* TASK DETAILS *
A word-for-word copy of all entries is required, without images.

(Data about app and page elements)

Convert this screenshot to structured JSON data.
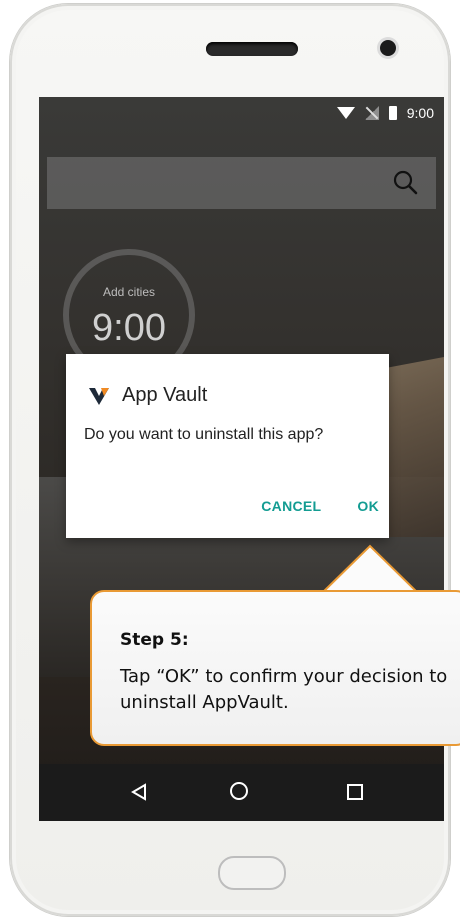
{
  "status": {
    "time": "9:00"
  },
  "search": {
    "icon": "search-icon"
  },
  "clock_widget": {
    "cities_label": "Add cities",
    "time": "9:00"
  },
  "dialog": {
    "app_name": "App Vault",
    "message": "Do you want to uninstall this app?",
    "cancel_label": "CANCEL",
    "ok_label": "OK",
    "accent_color": "#139c92"
  },
  "callout": {
    "title": "Step 5:",
    "text": "Tap “OK” to confirm your decision to uninstall AppVault.",
    "border_color": "#e99a35"
  },
  "navbar": {
    "back_icon": "back-icon",
    "home_icon": "home-icon",
    "recents_icon": "recents-icon"
  }
}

* ANSWER TO THIS PROBLEM *
Convert this screenshot to structured JSON data.
{
  "status": {
    "time": "9:00"
  },
  "search": {
    "icon": "search-icon"
  },
  "clock_widget": {
    "cities_label": "Add cities",
    "time": "9:00"
  },
  "dialog": {
    "app_name": "App Vault",
    "message": "Do you want to uninstall this app?",
    "cancel_label": "CANCEL",
    "ok_label": "OK",
    "accent_color": "#139c92"
  },
  "callout": {
    "title": "Step 5:",
    "text": "Tap “OK” to confirm your decision to uninstall AppVault.",
    "border_color": "#e99a35"
  },
  "navbar": {
    "back_icon": "back-icon",
    "home_icon": "home-icon",
    "recents_icon": "recents-icon"
  }
}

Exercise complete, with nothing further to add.